■ Work task ■
Work through the material below line by line and say how many lines include the word "Commander". Only the number, please.

■ Listed entries ■
[Start of section]

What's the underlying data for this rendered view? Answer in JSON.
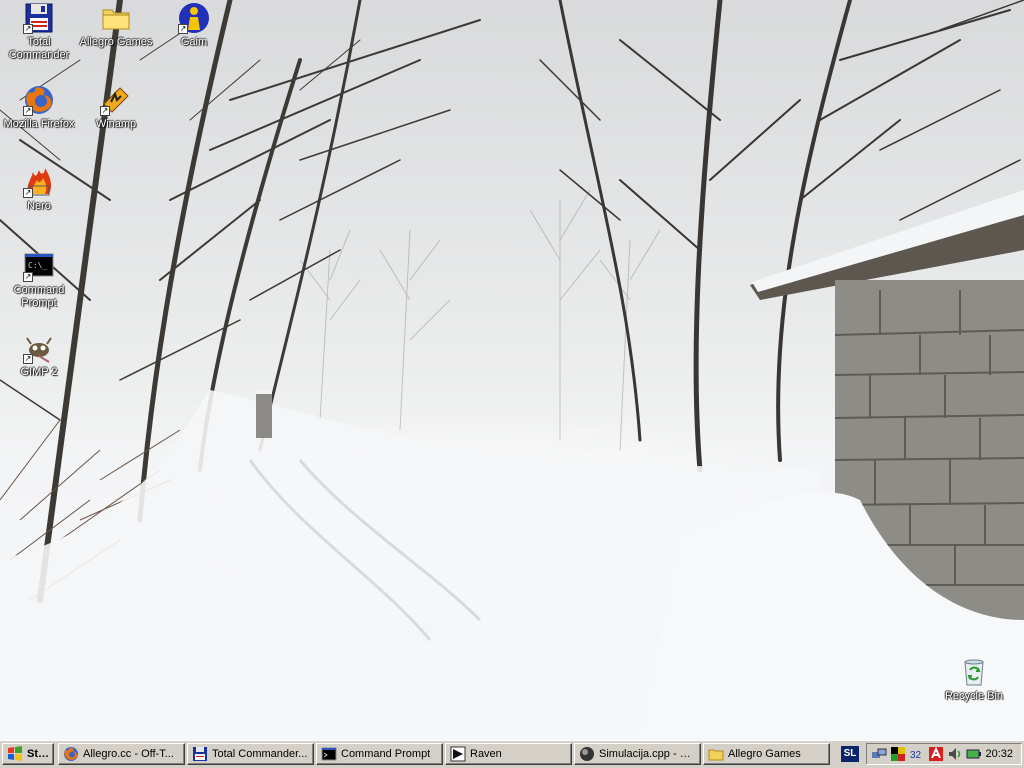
{
  "desktop": {
    "icons": [
      {
        "label": "Total Commander",
        "icon": "floppy-disk-icon",
        "shortcut": true
      },
      {
        "label": "Allegro Games",
        "icon": "folder-icon",
        "shortcut": false
      },
      {
        "label": "Gaim",
        "icon": "gaim-person-icon",
        "shortcut": true
      },
      {
        "label": "Mozilla Firefox",
        "icon": "firefox-icon",
        "shortcut": true
      },
      {
        "label": "Winamp",
        "icon": "winamp-icon",
        "shortcut": true
      },
      {
        "label": "Nero",
        "icon": "nero-flame-icon",
        "shortcut": true
      },
      {
        "label": "Command Prompt",
        "icon": "command-prompt-icon",
        "shortcut": true
      },
      {
        "label": "GIMP 2",
        "icon": "gimp-icon",
        "shortcut": true
      },
      {
        "label": "Recycle Bin",
        "icon": "recycle-bin-icon",
        "shortcut": false
      }
    ],
    "command_prompt_glyph": "C:\\_"
  },
  "taskbar": {
    "start_label": "Start",
    "tasks": [
      {
        "label": "Allegro.cc - Off-T...",
        "icon": "firefox-icon"
      },
      {
        "label": "Total Commander...",
        "icon": "floppy-disk-icon"
      },
      {
        "label": "Command Prompt",
        "icon": "command-prompt-icon"
      },
      {
        "label": "Raven",
        "icon": "raven-icon"
      },
      {
        "label": "Simulacija.cpp - S...",
        "icon": "editor-sphere-icon"
      },
      {
        "label": "Allegro Games",
        "icon": "folder-icon"
      }
    ],
    "language": "SL",
    "tray_icons": [
      "network-icon",
      "color-squares-icon",
      "bit32-icon",
      "antivirus-icon",
      "sound-icon",
      "battery-icon"
    ],
    "tray_text_32": "32",
    "clock": "20:32"
  },
  "colors": {
    "taskbar": "#d4d0c8",
    "language_bg": "#0a246a",
    "wallpaper_sky": "#e4e5e6",
    "snow": "#f7f8f9"
  }
}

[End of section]

■ Task answer ■
2